» **Task description**: Your answer should consist of the lines in the data below that contain "this".

» **Input data**:
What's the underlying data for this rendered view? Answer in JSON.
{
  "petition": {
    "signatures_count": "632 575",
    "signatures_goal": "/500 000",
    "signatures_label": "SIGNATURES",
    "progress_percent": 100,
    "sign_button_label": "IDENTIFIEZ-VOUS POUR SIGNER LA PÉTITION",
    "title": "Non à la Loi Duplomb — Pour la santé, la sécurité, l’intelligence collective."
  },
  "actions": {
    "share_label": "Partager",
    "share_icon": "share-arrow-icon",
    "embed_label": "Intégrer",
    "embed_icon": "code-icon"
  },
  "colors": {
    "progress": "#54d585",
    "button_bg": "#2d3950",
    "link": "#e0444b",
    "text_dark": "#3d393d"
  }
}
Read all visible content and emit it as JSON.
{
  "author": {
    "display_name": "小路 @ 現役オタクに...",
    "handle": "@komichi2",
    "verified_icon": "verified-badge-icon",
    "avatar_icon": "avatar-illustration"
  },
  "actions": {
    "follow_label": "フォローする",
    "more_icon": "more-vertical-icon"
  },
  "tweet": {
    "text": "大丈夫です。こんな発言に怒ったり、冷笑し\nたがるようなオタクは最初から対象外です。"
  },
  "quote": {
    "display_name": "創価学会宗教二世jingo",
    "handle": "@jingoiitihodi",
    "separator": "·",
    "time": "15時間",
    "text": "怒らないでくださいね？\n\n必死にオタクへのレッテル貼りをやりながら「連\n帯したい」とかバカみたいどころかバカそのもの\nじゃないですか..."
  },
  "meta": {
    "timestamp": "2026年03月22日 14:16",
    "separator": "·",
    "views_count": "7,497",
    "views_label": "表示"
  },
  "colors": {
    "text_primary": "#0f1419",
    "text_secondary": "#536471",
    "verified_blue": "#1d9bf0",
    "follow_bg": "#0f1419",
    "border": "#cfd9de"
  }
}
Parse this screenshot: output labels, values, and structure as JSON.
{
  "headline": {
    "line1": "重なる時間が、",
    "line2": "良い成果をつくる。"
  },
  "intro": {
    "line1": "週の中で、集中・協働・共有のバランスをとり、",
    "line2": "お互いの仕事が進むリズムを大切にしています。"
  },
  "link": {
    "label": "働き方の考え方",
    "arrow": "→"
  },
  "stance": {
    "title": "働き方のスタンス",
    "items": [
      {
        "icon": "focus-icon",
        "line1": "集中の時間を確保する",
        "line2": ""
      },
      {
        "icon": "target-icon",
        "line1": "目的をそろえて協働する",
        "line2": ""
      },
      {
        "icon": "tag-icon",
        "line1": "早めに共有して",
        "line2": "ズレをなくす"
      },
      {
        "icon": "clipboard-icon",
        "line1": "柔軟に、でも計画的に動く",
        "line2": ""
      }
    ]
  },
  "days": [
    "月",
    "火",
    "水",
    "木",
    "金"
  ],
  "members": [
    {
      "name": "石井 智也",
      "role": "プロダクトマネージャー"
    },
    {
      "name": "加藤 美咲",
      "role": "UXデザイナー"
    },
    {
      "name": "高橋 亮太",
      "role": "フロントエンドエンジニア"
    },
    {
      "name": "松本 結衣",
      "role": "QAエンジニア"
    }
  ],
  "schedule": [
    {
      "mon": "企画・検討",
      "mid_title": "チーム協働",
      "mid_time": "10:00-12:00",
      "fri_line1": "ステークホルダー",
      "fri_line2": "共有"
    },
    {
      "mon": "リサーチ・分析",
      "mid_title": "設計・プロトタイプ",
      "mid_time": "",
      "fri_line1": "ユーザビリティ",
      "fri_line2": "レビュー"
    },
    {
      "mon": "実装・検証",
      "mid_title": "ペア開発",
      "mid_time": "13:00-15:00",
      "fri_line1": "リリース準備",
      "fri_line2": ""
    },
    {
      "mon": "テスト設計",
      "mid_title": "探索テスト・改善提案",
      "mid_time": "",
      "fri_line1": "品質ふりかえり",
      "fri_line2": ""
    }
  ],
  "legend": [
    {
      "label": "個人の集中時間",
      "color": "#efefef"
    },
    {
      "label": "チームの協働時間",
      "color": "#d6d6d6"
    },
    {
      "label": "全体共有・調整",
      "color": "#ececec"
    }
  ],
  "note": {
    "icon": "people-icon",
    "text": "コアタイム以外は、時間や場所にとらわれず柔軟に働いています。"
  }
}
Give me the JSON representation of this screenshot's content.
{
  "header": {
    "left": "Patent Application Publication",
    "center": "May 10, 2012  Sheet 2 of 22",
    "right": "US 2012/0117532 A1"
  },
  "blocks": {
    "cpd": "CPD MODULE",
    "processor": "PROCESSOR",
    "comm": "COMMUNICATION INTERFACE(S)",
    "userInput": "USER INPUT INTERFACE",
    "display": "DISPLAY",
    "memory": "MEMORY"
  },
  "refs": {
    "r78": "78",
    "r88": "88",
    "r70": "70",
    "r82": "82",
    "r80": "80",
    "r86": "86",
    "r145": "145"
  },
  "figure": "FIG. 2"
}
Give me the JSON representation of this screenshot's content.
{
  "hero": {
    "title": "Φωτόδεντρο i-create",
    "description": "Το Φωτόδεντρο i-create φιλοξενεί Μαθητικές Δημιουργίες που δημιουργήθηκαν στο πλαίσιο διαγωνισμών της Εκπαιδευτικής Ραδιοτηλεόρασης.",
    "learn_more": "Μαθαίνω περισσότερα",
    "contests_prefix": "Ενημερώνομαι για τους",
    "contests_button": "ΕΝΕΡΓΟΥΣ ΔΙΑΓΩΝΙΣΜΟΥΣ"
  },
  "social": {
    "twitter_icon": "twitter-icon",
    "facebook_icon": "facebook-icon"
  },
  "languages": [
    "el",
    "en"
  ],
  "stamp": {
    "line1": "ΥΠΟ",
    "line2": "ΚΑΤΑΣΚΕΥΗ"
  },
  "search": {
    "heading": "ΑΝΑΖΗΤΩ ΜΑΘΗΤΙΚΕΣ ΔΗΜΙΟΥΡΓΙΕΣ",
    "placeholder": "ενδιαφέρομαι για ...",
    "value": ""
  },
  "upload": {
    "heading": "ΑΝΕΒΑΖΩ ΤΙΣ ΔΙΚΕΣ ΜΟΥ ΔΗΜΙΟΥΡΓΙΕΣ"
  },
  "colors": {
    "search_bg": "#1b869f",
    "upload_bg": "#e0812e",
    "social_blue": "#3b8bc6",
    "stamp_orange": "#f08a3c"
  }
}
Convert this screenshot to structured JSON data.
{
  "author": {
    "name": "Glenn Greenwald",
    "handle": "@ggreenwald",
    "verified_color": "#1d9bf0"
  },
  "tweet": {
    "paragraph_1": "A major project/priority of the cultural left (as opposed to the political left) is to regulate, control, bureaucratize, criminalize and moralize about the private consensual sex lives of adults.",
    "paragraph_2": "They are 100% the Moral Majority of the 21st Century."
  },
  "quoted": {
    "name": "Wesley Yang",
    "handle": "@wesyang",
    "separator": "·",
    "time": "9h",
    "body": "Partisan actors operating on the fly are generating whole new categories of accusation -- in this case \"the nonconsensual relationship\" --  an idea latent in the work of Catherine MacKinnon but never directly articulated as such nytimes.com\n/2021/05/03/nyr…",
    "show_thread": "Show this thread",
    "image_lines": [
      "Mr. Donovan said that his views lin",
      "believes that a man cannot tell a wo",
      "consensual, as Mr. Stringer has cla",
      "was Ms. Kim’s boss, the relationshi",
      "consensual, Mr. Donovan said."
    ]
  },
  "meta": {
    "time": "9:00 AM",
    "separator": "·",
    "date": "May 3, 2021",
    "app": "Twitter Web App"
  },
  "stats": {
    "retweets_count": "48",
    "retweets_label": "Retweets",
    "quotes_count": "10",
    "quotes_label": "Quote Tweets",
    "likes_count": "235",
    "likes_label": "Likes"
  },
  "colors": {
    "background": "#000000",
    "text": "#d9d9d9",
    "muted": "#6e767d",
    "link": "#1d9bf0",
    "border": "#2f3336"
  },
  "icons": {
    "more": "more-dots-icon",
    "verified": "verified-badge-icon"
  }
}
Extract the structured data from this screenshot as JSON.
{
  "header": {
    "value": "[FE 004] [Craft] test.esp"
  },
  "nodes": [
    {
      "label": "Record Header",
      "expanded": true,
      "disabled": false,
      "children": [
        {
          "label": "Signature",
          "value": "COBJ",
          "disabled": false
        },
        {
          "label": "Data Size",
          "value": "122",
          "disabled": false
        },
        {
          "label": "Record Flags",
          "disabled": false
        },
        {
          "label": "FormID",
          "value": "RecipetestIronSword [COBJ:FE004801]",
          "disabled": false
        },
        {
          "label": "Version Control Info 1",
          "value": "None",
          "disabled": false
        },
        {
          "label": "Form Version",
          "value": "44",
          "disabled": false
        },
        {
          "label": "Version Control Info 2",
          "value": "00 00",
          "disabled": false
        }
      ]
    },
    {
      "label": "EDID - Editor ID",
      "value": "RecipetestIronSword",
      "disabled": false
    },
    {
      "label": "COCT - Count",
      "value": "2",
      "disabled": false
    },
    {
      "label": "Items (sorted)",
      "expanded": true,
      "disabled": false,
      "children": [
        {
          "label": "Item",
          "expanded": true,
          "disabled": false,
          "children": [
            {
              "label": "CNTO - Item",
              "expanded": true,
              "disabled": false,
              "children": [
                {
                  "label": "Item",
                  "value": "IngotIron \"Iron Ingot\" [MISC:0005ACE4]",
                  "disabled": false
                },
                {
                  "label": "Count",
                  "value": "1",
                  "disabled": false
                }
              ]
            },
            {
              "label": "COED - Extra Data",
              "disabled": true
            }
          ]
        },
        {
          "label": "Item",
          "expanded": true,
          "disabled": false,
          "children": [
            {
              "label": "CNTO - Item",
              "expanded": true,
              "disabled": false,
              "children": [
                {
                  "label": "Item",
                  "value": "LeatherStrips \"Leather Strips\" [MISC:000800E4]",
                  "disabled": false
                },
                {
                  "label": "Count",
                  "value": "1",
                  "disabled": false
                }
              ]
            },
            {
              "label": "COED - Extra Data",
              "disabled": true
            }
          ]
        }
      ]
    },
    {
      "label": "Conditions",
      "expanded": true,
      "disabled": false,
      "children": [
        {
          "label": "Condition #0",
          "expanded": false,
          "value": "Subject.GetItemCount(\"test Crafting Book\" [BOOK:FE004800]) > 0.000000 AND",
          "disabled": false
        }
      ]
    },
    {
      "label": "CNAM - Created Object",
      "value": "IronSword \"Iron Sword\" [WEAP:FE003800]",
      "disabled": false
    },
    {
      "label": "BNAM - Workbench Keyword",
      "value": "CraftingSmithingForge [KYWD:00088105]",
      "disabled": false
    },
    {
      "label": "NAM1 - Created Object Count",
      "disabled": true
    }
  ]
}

» **Solution**:
What's the underlying data for this rendered view? Answer in JSON.
Parse this screenshot: output labels, values, and structure as JSON.
Give me the JSON representation of this screenshot's content.
Give me the JSON representation of this screenshot's content.
Convert this screenshot to structured JSON data.
    "body": "Partisan actors operating on the fly are generating whole new categories of accusation -- in this case \"the nonconsensual relationship\" --  an idea latent in the work of Catherine MacKinnon but never directly articulated as such nytimes.com\n/2021/05/03/nyr…",
    "show_thread": "Show this thread",
Extract the structured data from this screenshot as JSON.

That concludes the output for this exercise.